But that’s ultimately the effect of this article – a confusion of what corruption even necessarily means. The final paragraph that describes the endemic corruption in India contains confusing passages, such as:
“As for corruption, though Singh’s personal decency remains largely above reproach, nobody can say the same for his government. On Singh’s watch a new ‘resource raj‘ has risen from the ashes of the license-permit raj, in which the government, not private business, decided everything from the location of a factory to how many widgets it could produce.”
How the state-centered development through a “resource raj” is innately corrupt is left unsaid. Woven into the description of corruption in India is a criticism of numerous political practices (most clearly regulatory state programs and the challenges to the Supreme Court’s legitimacy) that aren’t necessarily corruption, per se. Confusingly, many protests against the Supreme Court have been founded on seeing it as abetting corruption, yet this article implies that legislative efforts on those issues are in fact examples of corruption themselves. The only two examples of actual corruption in the article – the scandals surrounding NREGA and the “2G scandal” – concern the inexcusable failures of the few federal programs aimed at helping rural and poor Indians. The article then lists other efforts that are “corrupt” – subsidies to domestic industries to make former luxuries accessible to the average Indian, attempts to empower local communities with occasional control over mineral and other public resources, and efforts to address tax evasion by wealthy companies with monopolistic power over the Indian market.

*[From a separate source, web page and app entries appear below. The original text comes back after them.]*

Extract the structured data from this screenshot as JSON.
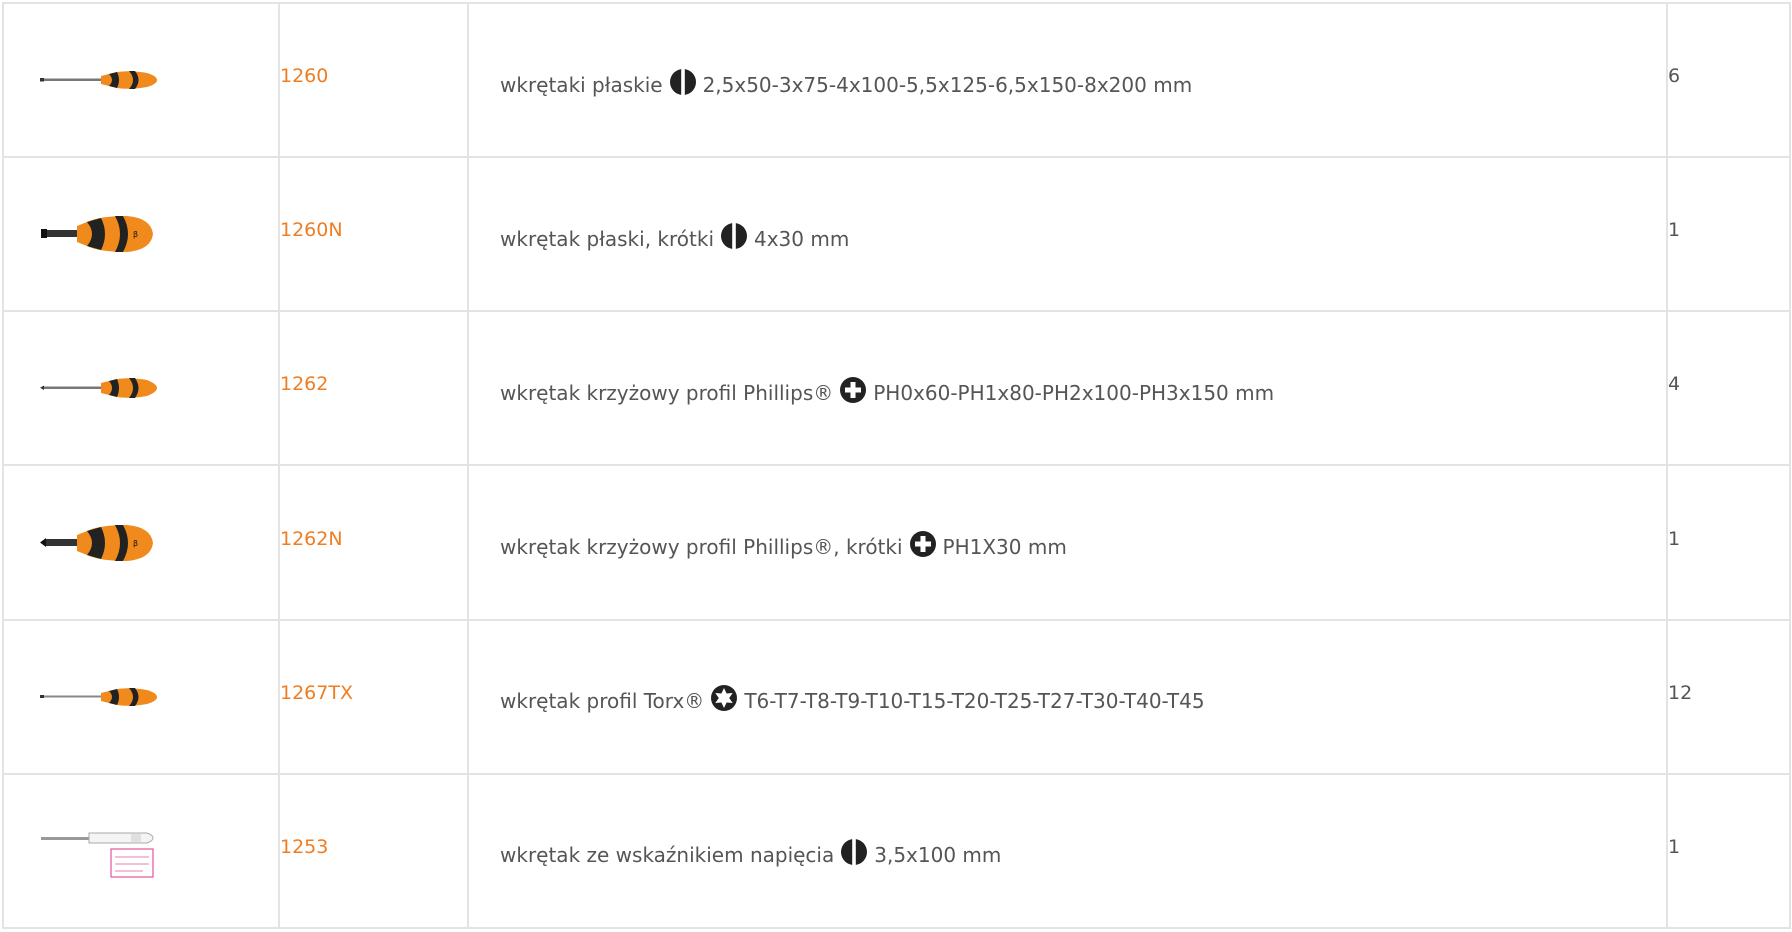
{
  "table": {
    "rows": [
      {
        "code": "1260",
        "text": "wkrętaki płaskie",
        "profile_icon": "slotted-profile-icon",
        "spec": "2,5x50-3x75-4x100-5,5x125-6,5x150-8x200 mm",
        "qty": "6",
        "tool": "long-slotted-screwdriver"
      },
      {
        "code": "1260N",
        "text": "wkrętak płaski, krótki",
        "profile_icon": "slotted-profile-icon",
        "spec": "4x30 mm",
        "qty": "1",
        "tool": "stubby-slotted-screwdriver"
      },
      {
        "code": "1262",
        "text": "wkrętak krzyżowy profil Phillips®",
        "profile_icon": "phillips-profile-icon",
        "spec": "PH0x60-PH1x80-PH2x100-PH3x150 mm",
        "qty": "4",
        "tool": "long-phillips-screwdriver"
      },
      {
        "code": "1262N",
        "text": "wkrętak krzyżowy profil Phillips®, krótki",
        "profile_icon": "phillips-profile-icon",
        "spec": "PH1X30 mm",
        "qty": "1",
        "tool": "stubby-phillips-screwdriver"
      },
      {
        "code": "1267TX",
        "text": "wkrętak profil Torx®",
        "profile_icon": "torx-profile-icon",
        "spec": "T6-T7-T8-T9-T10-T15-T20-T25-T27-T30-T40-T45",
        "qty": "12",
        "tool": "torx-screwdriver"
      },
      {
        "code": "1253",
        "text": "wkrętak ze wskaźnikiem napięcia",
        "profile_icon": "slotted-profile-icon",
        "spec": "3,5x100 mm",
        "qty": "1",
        "tool": "voltage-tester-screwdriver"
      }
    ]
  },
  "colors": {
    "code": "#ef7d22",
    "text": "#555555",
    "border": "#e3e3e3",
    "handle_orange": "#f08a1c",
    "handle_black": "#222222"
  }
}
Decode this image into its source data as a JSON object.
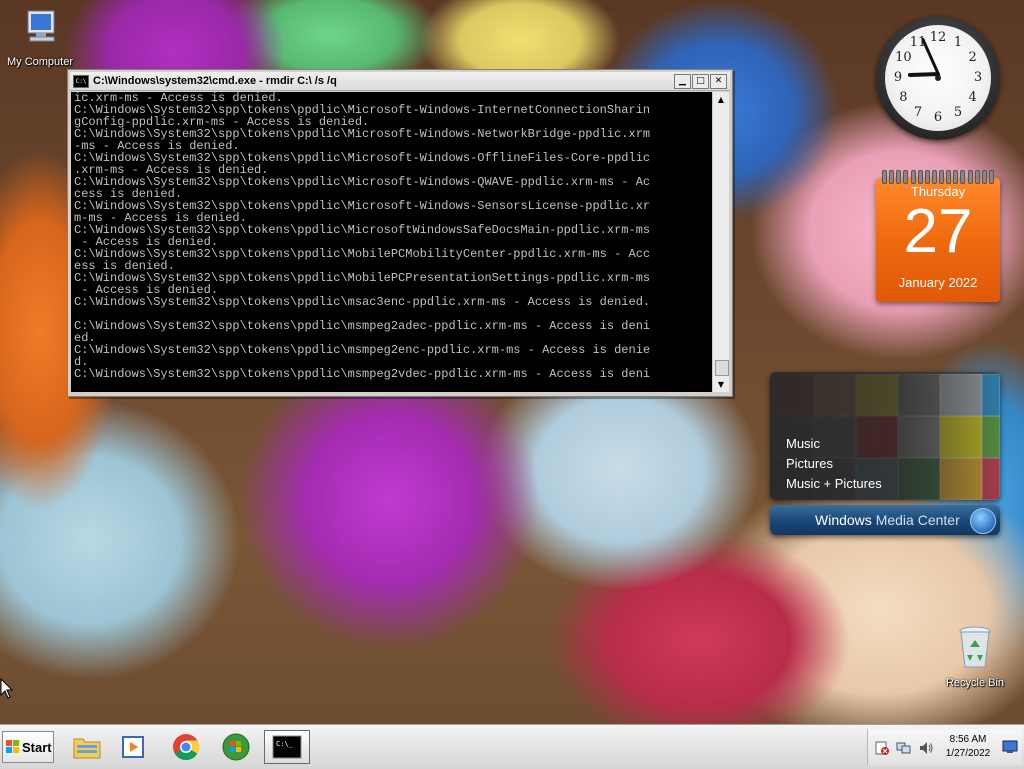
{
  "desktop": {
    "my_computer_label": "My Computer",
    "recycle_bin_label": "Recycle Bin"
  },
  "cmd_window": {
    "title": "C:\\Windows\\system32\\cmd.exe - rmdir  C:\\ /s /q",
    "lines": [
      "ic.xrm-ms - Access is denied.",
      "C:\\Windows\\System32\\spp\\tokens\\ppdlic\\Microsoft-Windows-InternetConnectionSharin",
      "gConfig-ppdlic.xrm-ms - Access is denied.",
      "C:\\Windows\\System32\\spp\\tokens\\ppdlic\\Microsoft-Windows-NetworkBridge-ppdlic.xrm",
      "-ms - Access is denied.",
      "C:\\Windows\\System32\\spp\\tokens\\ppdlic\\Microsoft-Windows-OfflineFiles-Core-ppdlic",
      ".xrm-ms - Access is denied.",
      "C:\\Windows\\System32\\spp\\tokens\\ppdlic\\Microsoft-Windows-QWAVE-ppdlic.xrm-ms - Ac",
      "cess is denied.",
      "C:\\Windows\\System32\\spp\\tokens\\ppdlic\\Microsoft-Windows-SensorsLicense-ppdlic.xr",
      "m-ms - Access is denied.",
      "C:\\Windows\\System32\\spp\\tokens\\ppdlic\\MicrosoftWindowsSafeDocsMain-ppdlic.xrm-ms",
      " - Access is denied.",
      "C:\\Windows\\System32\\spp\\tokens\\ppdlic\\MobilePCMobilityCenter-ppdlic.xrm-ms - Acc",
      "ess is denied.",
      "C:\\Windows\\System32\\spp\\tokens\\ppdlic\\MobilePCPresentationSettings-ppdlic.xrm-ms",
      " - Access is denied.",
      "C:\\Windows\\System32\\spp\\tokens\\ppdlic\\msac3enc-ppdlic.xrm-ms - Access is denied.",
      "",
      "C:\\Windows\\System32\\spp\\tokens\\ppdlic\\msmpeg2adec-ppdlic.xrm-ms - Access is deni",
      "ed.",
      "C:\\Windows\\System32\\spp\\tokens\\ppdlic\\msmpeg2enc-ppdlic.xrm-ms - Access is denie",
      "d.",
      "C:\\Windows\\System32\\spp\\tokens\\ppdlic\\msmpeg2vdec-ppdlic.xrm-ms - Access is deni"
    ]
  },
  "clock_gadget": {
    "numbers": [
      "12",
      "1",
      "2",
      "3",
      "4",
      "5",
      "6",
      "7",
      "8",
      "9",
      "10",
      "11"
    ],
    "time": "8:56"
  },
  "calendar_gadget": {
    "weekday": "Thursday",
    "day": "27",
    "month_year": "January 2022"
  },
  "media_center_gadget": {
    "menu": [
      "Music",
      "Pictures",
      "Music + Pictures"
    ],
    "brand_bold": "Windows",
    "brand_light": "Media Center"
  },
  "taskbar": {
    "start_label": "Start",
    "time": "8:56 AM",
    "date": "1/27/2022"
  },
  "colors": {
    "calendar_orange": "#f06a10",
    "console_bg": "#000000",
    "console_text": "#c0c0c0"
  }
}
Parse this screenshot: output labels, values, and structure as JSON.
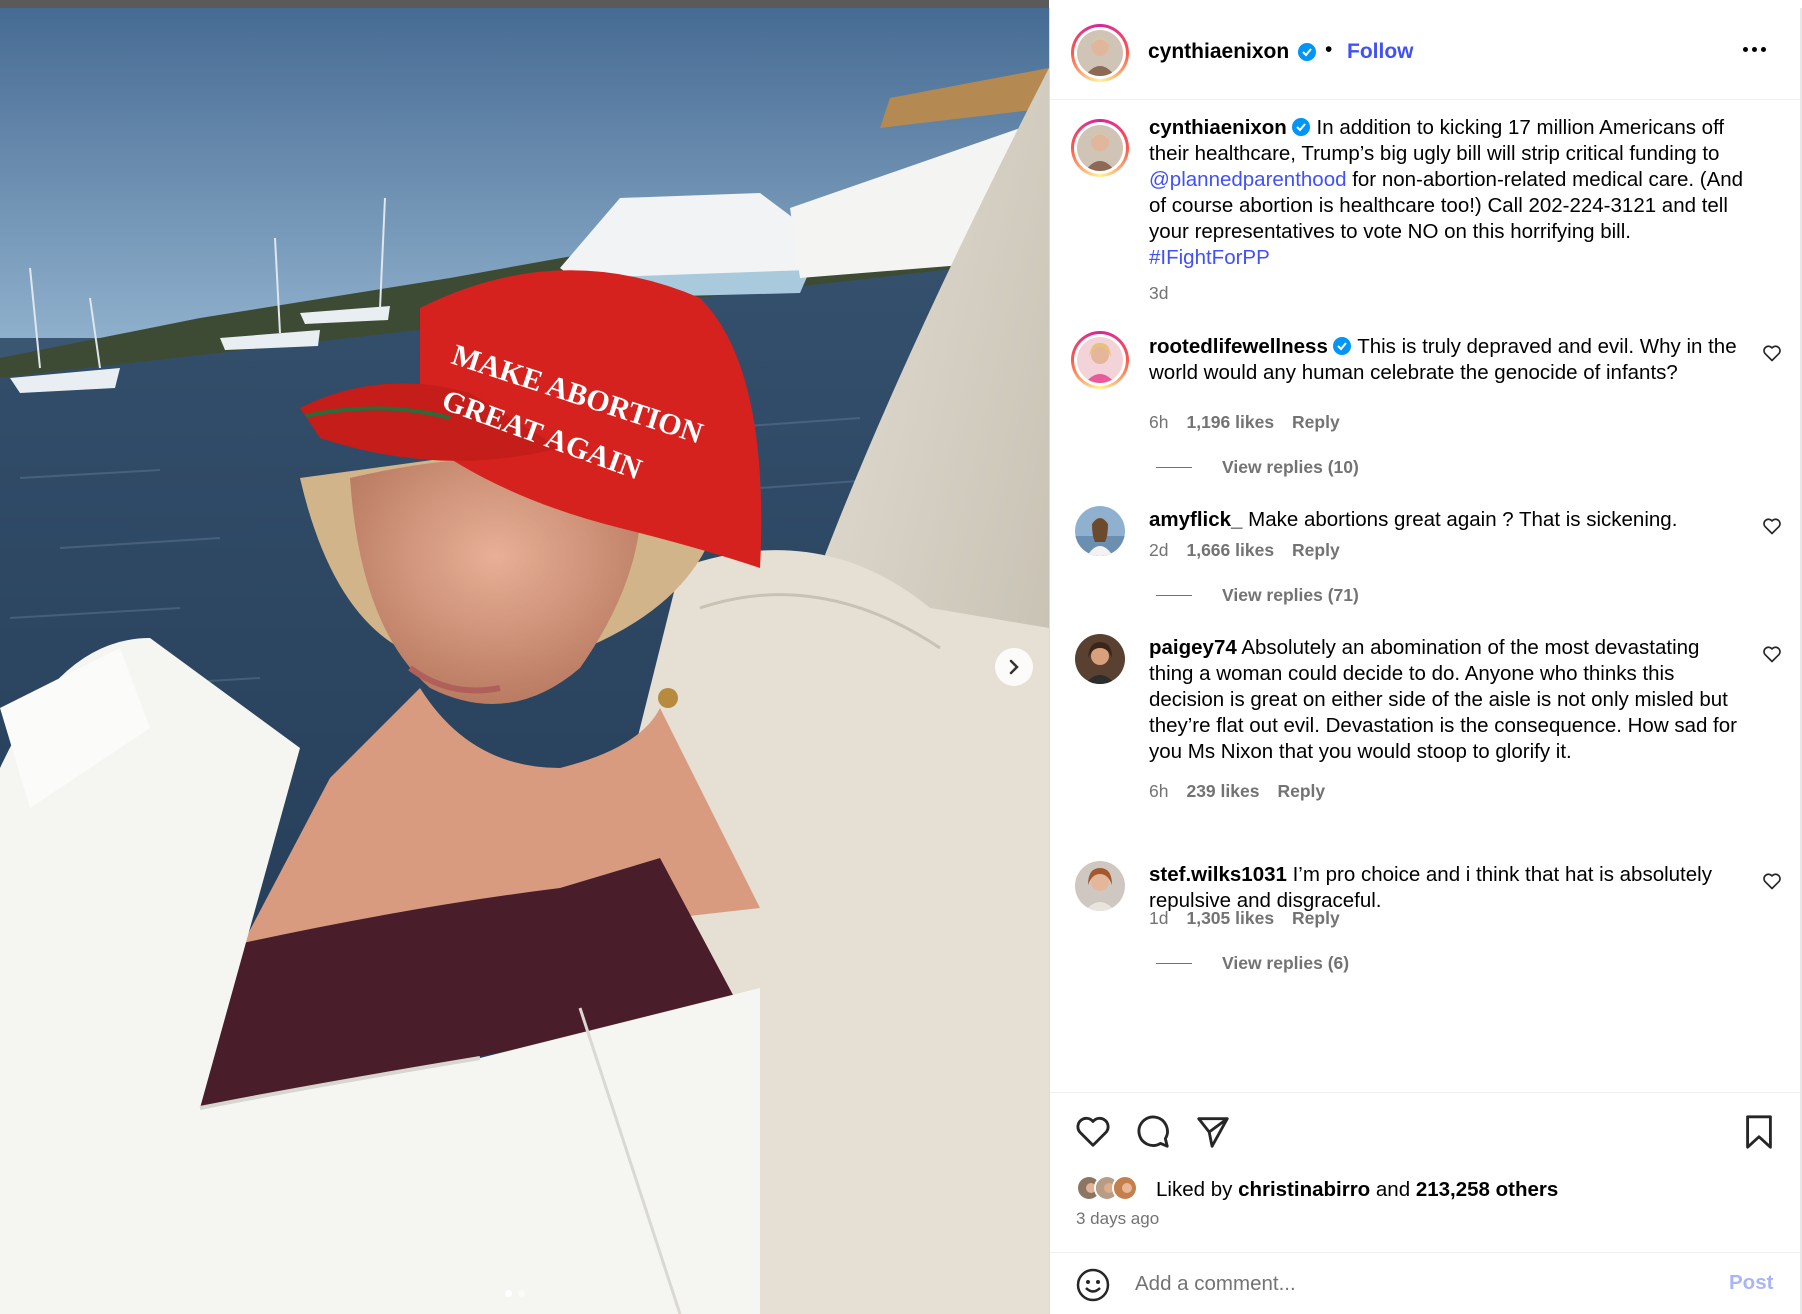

Corruption seems to have become an elastic term that can be used to justify classist attacks on policy, while occasionally noting actual cases of bribery of or fraud by public officials. Even that Foreign Policy article itself begins to admit this in its conclusion, disparaging that Prime Minister Singh’s policies have secretly always been “solidly redistributionist” as if redistribution of wealth would be a terrible proposal in a country with a huge and growing gap between economic classes. The article likewise argues that these “statist” and “redistributionist” notions are the result of the Congress Party which (as the article laments) remains convinced “that India needs welfare programs more than it needs jobs”. In ignoring that the leading corruption scandal was a program designed to create temporary employment, what will the writers for Foreign Policy call Prime Minister Singh next? The food stamp Prime Minister?